• Exercise:
Going through the entries below, count each line that holds "warning" and give only the total.

• Records supplied:
__________________________________________________

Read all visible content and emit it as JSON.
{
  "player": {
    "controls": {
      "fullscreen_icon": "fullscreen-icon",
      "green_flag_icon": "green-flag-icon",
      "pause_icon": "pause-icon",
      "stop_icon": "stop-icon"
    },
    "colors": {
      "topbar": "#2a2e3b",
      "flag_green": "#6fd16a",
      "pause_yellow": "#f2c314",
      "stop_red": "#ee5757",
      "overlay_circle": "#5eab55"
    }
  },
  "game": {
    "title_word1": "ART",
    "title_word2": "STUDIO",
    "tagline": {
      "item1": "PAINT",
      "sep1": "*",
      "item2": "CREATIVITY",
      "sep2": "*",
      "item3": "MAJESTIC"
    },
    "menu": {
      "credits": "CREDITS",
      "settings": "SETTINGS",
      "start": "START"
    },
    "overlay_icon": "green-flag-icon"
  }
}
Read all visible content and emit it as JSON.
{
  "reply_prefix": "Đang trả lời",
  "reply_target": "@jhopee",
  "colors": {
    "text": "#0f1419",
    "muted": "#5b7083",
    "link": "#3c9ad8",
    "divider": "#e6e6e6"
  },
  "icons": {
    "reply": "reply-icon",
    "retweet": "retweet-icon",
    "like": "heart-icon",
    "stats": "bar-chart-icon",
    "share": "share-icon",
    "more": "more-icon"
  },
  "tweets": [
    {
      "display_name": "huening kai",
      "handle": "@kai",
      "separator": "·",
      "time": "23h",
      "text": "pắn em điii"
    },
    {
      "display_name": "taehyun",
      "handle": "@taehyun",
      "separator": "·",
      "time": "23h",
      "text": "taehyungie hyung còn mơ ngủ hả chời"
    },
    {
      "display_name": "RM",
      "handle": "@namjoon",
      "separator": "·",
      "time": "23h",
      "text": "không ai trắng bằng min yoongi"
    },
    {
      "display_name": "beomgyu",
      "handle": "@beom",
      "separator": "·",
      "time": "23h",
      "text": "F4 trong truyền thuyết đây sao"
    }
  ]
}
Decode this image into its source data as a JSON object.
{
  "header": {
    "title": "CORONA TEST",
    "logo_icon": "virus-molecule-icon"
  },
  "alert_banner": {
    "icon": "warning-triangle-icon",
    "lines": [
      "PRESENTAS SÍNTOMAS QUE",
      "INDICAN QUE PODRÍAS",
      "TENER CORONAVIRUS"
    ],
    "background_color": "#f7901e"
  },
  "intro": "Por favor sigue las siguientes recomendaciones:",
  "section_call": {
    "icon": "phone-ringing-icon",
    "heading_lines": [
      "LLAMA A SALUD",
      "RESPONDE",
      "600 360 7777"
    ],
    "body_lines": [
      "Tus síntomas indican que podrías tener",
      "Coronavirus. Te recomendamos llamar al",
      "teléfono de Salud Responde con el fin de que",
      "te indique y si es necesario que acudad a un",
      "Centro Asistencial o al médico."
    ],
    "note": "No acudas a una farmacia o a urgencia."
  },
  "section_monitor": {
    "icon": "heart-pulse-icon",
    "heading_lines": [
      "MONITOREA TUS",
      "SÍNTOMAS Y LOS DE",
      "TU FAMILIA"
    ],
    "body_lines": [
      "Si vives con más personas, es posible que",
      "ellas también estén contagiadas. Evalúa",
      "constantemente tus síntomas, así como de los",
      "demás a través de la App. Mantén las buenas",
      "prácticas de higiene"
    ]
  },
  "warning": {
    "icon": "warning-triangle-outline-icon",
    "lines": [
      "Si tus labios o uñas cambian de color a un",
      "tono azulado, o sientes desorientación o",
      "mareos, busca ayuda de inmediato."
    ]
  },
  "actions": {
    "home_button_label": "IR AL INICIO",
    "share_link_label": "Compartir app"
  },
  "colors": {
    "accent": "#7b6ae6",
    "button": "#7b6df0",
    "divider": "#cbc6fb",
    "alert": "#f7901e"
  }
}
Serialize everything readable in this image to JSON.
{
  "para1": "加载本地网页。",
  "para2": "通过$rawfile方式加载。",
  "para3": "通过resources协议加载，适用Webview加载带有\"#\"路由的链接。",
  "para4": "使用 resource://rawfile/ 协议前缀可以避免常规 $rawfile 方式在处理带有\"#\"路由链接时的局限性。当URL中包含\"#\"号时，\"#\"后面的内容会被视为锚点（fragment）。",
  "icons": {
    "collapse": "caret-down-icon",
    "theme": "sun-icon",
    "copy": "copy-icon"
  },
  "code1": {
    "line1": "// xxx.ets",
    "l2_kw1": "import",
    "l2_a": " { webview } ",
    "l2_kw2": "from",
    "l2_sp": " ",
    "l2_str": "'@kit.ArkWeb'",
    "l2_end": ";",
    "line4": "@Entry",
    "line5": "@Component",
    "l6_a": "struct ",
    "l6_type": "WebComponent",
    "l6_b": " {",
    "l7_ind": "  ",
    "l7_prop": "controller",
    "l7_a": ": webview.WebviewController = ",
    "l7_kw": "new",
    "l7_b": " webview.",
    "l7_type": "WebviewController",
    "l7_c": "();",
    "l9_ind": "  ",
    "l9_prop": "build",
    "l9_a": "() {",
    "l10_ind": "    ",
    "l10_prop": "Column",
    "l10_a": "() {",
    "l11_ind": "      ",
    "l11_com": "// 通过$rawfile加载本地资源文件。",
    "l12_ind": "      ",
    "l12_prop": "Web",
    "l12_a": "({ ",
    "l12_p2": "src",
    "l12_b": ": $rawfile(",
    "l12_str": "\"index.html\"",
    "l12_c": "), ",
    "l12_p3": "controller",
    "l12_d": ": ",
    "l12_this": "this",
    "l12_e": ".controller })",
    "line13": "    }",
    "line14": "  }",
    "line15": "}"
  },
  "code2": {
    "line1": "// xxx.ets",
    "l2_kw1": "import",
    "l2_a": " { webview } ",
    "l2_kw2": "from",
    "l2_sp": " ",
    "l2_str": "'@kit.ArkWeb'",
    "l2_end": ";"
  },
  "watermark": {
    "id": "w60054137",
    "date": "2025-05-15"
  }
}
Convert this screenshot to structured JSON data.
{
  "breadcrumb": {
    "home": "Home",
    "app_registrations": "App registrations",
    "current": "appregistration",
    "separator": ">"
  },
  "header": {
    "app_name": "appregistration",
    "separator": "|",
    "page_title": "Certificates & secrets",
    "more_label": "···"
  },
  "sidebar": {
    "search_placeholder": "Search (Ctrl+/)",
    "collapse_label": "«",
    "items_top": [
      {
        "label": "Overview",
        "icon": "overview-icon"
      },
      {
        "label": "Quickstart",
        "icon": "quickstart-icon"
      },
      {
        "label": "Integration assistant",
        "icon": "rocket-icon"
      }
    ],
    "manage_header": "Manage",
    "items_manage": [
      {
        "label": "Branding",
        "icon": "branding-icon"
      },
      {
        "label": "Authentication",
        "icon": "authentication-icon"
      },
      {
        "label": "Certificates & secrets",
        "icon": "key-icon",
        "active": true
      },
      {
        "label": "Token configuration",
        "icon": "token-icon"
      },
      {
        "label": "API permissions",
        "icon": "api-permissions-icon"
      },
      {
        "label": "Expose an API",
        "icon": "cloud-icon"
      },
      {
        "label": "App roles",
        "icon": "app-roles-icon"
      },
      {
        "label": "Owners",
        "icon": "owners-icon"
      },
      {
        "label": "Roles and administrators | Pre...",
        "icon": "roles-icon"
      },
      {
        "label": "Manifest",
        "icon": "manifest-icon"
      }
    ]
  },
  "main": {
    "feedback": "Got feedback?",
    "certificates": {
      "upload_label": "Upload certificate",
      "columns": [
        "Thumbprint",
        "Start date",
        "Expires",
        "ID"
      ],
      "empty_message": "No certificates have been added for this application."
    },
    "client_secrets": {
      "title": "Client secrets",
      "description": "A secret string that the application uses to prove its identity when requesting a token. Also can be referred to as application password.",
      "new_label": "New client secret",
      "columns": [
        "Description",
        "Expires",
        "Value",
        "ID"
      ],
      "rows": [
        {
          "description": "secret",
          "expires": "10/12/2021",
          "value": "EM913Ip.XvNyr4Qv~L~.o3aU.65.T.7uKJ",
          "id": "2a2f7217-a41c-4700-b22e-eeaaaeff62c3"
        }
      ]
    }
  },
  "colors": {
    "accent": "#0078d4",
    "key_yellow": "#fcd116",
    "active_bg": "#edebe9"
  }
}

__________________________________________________

• Solution:
3